Invicta women deliver on all fronts

Originally Published: April 30, 2012
By Josh Gross | ESPN.com

Marloes Coenen reminded me last week that there's no such thing as "women's mixed martial arts."

That might seem odd that considering a fight card comprised solely of women took place Saturday in Kansas City, Kan.; yet Coenen, who headlined the debut of Invicta Fighting Championships, knows of what she speaks.

"We do exactly the same thing as the men," said the 31-year-old Dutch fighter. "We fight the same rules, same rounds. By calling it 'women's MMA' it separates us from like real MMA. So I tell the journalists, please don't call it 'women's MMA' because it makes it look less than what we are."

She's right, you know. In the cage, women aren't doing anything differently than their male counterparts. I realized just that June 14, 2000. As it happened, the first fight card I covered was International Fighting Championship's Warrior Challenge 8 in Friant, Calif., for the pioneering MMA periodical "Full Contact Fighter."

Offered as the co-main event on a card featuring Sean Pierson, Paul Buentello, Gil Castillo, Jason Von Flue and other known or soon-to-be known commodities, Lisa Bjornstad and KC Nolan were ahead of their time.

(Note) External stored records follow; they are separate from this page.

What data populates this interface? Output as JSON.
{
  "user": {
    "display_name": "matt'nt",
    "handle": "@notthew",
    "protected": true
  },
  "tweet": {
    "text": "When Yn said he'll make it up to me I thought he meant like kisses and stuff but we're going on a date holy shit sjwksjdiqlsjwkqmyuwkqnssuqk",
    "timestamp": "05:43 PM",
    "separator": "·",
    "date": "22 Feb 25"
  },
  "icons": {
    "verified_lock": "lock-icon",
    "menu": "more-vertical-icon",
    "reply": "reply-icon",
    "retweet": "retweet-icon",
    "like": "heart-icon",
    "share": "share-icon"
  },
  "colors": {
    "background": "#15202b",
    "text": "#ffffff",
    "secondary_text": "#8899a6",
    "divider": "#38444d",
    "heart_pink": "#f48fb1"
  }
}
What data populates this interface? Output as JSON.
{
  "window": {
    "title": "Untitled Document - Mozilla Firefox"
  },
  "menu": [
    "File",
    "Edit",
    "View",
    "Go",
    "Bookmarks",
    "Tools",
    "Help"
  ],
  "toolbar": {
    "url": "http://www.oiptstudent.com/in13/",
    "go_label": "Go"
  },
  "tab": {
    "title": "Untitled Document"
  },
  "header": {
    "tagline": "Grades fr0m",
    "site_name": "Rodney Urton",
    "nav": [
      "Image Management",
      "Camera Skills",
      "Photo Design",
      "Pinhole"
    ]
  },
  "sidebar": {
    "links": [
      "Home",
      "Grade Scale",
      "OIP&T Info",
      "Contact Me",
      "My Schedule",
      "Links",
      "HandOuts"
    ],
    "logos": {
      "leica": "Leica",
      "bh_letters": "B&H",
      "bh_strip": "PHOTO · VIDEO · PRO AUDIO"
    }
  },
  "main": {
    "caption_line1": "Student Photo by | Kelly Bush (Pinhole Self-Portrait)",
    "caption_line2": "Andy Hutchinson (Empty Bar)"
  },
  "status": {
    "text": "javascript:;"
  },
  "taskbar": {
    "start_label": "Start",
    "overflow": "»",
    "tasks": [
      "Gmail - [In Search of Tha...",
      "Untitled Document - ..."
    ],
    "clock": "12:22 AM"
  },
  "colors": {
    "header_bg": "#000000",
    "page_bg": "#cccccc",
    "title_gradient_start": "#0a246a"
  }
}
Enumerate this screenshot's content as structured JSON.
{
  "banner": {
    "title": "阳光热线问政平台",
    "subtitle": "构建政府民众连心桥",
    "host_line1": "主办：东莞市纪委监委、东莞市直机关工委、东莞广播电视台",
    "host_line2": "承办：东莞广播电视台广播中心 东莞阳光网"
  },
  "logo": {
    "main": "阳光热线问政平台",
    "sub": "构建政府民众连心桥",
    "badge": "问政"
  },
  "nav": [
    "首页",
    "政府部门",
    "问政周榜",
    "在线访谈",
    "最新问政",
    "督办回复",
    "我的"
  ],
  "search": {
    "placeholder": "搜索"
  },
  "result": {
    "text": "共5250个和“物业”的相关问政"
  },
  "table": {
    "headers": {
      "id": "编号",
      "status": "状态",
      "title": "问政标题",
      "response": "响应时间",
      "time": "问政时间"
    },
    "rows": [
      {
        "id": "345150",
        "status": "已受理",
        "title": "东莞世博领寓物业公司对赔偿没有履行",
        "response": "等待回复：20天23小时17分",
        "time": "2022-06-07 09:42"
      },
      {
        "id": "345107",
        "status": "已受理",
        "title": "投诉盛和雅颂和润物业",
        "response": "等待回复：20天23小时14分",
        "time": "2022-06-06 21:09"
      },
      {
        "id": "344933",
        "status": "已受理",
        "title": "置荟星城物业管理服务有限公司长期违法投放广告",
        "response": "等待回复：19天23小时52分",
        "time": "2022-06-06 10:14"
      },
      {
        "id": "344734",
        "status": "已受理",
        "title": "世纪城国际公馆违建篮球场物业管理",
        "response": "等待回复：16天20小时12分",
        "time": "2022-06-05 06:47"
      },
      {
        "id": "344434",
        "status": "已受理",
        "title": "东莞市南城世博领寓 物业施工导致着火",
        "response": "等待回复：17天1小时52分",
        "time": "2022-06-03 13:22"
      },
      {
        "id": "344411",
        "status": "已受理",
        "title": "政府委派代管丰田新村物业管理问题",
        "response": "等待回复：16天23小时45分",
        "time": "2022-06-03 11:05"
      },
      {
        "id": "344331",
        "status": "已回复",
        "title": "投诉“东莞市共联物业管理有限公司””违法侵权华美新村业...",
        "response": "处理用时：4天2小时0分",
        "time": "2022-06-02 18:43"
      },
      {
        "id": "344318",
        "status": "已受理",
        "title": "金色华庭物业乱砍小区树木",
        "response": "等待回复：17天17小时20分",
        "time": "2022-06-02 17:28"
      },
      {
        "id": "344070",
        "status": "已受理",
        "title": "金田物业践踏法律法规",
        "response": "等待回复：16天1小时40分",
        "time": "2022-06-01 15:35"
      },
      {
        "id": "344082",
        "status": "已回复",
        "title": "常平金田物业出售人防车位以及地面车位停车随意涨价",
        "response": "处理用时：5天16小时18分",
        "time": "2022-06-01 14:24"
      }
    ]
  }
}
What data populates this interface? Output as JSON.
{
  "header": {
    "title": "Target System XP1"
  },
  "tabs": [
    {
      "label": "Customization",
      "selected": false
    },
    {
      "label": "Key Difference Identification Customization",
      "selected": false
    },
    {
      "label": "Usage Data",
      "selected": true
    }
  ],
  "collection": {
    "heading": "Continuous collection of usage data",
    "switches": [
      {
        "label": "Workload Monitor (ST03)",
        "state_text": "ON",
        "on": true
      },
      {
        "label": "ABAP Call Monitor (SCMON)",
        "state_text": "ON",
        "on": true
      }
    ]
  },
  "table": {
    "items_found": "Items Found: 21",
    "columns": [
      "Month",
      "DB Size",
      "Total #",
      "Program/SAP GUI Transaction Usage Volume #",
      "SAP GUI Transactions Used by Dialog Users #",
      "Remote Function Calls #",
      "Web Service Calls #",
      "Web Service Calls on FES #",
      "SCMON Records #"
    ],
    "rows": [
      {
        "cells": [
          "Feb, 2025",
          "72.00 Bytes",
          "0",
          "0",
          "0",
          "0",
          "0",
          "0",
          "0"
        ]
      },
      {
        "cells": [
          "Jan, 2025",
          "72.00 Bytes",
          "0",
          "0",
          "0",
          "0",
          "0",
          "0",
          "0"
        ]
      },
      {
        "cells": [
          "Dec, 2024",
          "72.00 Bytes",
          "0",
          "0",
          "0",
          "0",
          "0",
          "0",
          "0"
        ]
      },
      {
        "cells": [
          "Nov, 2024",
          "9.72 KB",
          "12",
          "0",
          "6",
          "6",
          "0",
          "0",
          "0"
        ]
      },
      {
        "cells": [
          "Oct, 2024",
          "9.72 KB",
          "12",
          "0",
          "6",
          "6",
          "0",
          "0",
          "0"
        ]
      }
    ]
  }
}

Bjornstad finished Nolan in 121 seconds, which was long enough to move beyond any sense of discomfort over seeing women beating each other up in a cage. Though the bout was short, it was nonetheless clear to me that women possessed skill and tenacity equal to men. (Actually, from what I've seen over the years, women tend to fight harder.) So it was no surprise here that Invicta FC's first event produced a solid night of fights.

That's the constant in this equation. Women deliver entertaining bouts when given the chance. If Invicta has anything to say about it, women who want to fight won't have a difficult time finding one.

While Strikeforce is still in the business of promoting women, it's only doing so in one weight division. Invicta, meanwhile, offered three contests in the "atom weight" division alone. From 105 pounds to 145 (technically 149.5 since Randy Miller missed weight), there will be slots to fill as the year plays out.

Invicta already revealed the main event for its second offering July 28, as bantamweight Sara McMann fights Shayna Baszler.

But before we attempt to peer too far off into the future, let's take one last look at Saturday's bouts.